The shapes of Scatterplots are really a reflection of organizational policies. Any anomaly should trigger questions about what might be causing the data to look as it does.

Analyzing the shapes and patterns that form on a Scatterplot might suggest to change policies and then validate that the change was effective.

Some of the most common shapes are: Triangle, Clusters and Gaps. Such shapes might indicate, respectively: arrivals exceeding departures, or accumulation of Flow Debt; data is skewed, maybe because of overtime; and periods when work items are not finished (which correspond to flat lines on Cumulative Flow Diagrams and have the same causes: holidays, blockers, batches).

According to Dan: You cannot identify special/common causes simply by looking at a Scatterplot. He criticizes those that suggest so. The randomness of the plots reflects the variation in the process.

What matters is understanding the causes of variation, and pursue investigating them to improve predictability.

Dan then explains how there is always variability that is inherent to the process, and that some variability is necessary to protect flow. It is really important to figure out if any variability is self-imposed rather than being out of control.

Outliers and higher percentiles dots on the Scatterplot often indicate events outside of your control, but not always. The lower percentile dots mostly indicate events under your control, but not always.

You need to investigate and think; but at least now you have a tool for understanding where to focus your attention, and learn. It pays to identify Internal and External Variability.

TameFlow and Scatterplots

In TameFlow, Scatterplots have not been used extensively, mainly because of the lackluster support by tools — not because they are not useful. On the other hand, Cycle Time Histograms have been employed successfully. Most of the information found in Scatterplots can be read off Cumulative Flow Diagrams or Cycle Time Histograms. However, there are some instances where the Scatterplot visualization of a project’s execution can be advantageous. In particular, for quickly identifying single work-items that are at risk of exceeding the expected due date.

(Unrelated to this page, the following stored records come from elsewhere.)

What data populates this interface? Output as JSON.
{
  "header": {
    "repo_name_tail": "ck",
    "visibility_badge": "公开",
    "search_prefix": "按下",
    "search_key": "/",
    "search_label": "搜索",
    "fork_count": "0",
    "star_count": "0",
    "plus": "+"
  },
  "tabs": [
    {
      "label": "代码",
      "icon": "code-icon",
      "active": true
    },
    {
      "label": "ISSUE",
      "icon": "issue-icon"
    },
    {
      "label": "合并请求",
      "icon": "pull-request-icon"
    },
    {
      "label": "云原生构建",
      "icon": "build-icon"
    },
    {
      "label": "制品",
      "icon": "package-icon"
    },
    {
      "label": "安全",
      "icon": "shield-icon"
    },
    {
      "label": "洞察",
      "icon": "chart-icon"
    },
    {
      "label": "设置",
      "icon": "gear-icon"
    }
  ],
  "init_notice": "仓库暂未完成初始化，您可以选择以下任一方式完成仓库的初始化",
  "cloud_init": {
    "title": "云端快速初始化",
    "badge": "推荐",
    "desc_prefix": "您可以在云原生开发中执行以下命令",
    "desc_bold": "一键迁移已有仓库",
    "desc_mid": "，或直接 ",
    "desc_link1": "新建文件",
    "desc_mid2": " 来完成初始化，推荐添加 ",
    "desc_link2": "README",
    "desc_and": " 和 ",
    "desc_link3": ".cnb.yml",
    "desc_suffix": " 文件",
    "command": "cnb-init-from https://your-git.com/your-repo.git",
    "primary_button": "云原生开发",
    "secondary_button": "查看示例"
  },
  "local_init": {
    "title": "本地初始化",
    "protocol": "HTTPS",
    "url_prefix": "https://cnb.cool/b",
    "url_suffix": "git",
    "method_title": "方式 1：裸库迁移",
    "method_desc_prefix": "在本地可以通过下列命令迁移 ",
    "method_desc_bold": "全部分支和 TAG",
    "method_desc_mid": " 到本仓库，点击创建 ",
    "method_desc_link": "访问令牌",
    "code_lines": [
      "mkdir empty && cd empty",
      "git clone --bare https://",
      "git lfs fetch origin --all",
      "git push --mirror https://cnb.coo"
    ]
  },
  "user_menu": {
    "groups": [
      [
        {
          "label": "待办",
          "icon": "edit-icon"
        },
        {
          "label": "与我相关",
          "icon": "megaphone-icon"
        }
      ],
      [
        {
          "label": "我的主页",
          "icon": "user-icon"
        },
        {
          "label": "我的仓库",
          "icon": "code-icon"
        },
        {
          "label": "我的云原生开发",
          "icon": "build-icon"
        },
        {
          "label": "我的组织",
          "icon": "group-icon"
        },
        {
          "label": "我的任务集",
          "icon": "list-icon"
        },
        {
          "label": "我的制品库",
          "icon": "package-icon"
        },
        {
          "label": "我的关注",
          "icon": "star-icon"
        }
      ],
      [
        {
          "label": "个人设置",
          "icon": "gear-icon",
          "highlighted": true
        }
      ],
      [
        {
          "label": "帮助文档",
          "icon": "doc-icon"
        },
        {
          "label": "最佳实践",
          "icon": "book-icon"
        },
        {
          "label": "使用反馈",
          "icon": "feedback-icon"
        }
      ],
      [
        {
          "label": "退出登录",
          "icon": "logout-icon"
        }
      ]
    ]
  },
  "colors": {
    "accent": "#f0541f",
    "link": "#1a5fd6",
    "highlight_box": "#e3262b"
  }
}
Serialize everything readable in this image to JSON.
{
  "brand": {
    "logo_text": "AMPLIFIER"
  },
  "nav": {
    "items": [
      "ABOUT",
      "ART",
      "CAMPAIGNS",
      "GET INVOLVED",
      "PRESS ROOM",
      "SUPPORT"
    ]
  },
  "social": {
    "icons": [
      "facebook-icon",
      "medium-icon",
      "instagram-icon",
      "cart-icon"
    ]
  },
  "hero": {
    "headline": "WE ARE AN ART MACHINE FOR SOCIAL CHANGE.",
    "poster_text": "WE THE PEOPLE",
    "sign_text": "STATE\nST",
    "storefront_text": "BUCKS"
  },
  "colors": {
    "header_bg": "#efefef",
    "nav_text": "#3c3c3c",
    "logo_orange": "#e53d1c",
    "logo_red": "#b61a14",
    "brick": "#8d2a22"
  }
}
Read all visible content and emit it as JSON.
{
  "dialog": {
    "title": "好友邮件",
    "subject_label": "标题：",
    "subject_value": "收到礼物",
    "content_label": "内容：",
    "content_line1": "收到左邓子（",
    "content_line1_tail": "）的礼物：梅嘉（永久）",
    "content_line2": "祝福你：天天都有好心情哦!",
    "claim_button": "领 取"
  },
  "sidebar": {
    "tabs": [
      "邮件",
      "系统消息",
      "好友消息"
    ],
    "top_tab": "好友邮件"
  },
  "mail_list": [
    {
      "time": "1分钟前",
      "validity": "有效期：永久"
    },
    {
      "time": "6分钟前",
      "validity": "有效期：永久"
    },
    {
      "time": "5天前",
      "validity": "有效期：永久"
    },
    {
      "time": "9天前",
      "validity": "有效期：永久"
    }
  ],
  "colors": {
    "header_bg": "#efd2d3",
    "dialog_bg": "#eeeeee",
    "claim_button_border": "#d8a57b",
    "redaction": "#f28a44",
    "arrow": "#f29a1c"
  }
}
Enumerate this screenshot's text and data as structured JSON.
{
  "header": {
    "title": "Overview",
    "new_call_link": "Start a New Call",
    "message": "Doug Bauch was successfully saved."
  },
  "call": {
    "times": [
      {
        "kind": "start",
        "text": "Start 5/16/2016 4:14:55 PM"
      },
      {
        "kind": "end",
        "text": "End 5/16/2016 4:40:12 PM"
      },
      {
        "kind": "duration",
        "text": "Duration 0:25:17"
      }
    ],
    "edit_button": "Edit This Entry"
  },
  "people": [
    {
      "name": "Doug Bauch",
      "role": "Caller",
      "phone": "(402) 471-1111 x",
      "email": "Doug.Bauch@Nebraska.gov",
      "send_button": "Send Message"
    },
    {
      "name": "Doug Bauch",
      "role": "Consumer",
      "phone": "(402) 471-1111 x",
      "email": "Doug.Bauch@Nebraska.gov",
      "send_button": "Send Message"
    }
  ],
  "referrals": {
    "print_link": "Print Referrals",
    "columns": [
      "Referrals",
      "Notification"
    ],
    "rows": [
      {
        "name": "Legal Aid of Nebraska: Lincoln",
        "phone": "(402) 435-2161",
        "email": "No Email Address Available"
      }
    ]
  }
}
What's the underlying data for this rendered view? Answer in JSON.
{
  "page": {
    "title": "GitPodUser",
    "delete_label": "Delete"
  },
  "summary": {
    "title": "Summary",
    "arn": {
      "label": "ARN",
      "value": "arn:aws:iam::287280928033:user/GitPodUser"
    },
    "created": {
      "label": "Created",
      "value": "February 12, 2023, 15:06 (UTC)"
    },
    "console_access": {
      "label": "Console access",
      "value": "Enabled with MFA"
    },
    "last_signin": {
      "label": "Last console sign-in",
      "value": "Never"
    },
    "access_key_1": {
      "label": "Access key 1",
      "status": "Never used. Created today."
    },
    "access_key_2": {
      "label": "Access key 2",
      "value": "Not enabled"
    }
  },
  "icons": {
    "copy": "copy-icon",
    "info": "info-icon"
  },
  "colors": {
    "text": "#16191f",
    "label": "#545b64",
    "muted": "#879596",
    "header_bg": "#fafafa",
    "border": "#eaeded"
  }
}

In TameFlow Kanban, which employs Minimum Marketable Releases (MMR) with Buffer Management, any schedule risk is detected by means of buffer signals. In most cases this is sufficient. Concern is about reliable delivery of the MMR as a whole, rather than of any single work-item. However, when MMRs are made smaller and smaller, the margins also become smaller. In these instances, being able to quickly detect schedule risk for any single work-item is valuable. Even more so, in a continuous flow situation, such as TameFlow Scrum, where MMRs are forgone entirely. Given this positive trait, Scatterplots will be added to the charts recommended by the TameFlow approach.

While Dan highlights that you cannot reliably identify special and common causes simply by looking at a Scatterplot, and that it is more beneficial to try classifying variation as internal or external, the TameFlow approach does both.

In fact, TameFlow goes to great lengths to distinguish special and common causes, mainly through Frequency Analysis on Reason Logs. A Reason Log keeps track of the reasons why there were negative buffer signals. Identifying common reasons is a way to recognize common causes.

TameFlow is more refined when it comes to categorizing internal vs external variability. In TameFlow there is a lot of attention given to what falls inside your Span of Control, and this corresponds to Dan’s Internal Variability. However, regarding the External Variability, in TameFlow there is the further distinction of what might fall within your Sphere of Influence and what is truly out of control. The Sphere of Influence is where you have no direct control over possible causes of variability, yet you might influence people who have. This is where the tools of Psychological Flow come in handy, and can support improving Operational Flow.

Dan’s teaching about how to use Scatterplots with Standard Percentile Lines is the most valuable lesson in this chapter. Like his treatment of Cumulative Flow Diagrams, these concepts should be considered as fundamental for any TameFlow practitioner.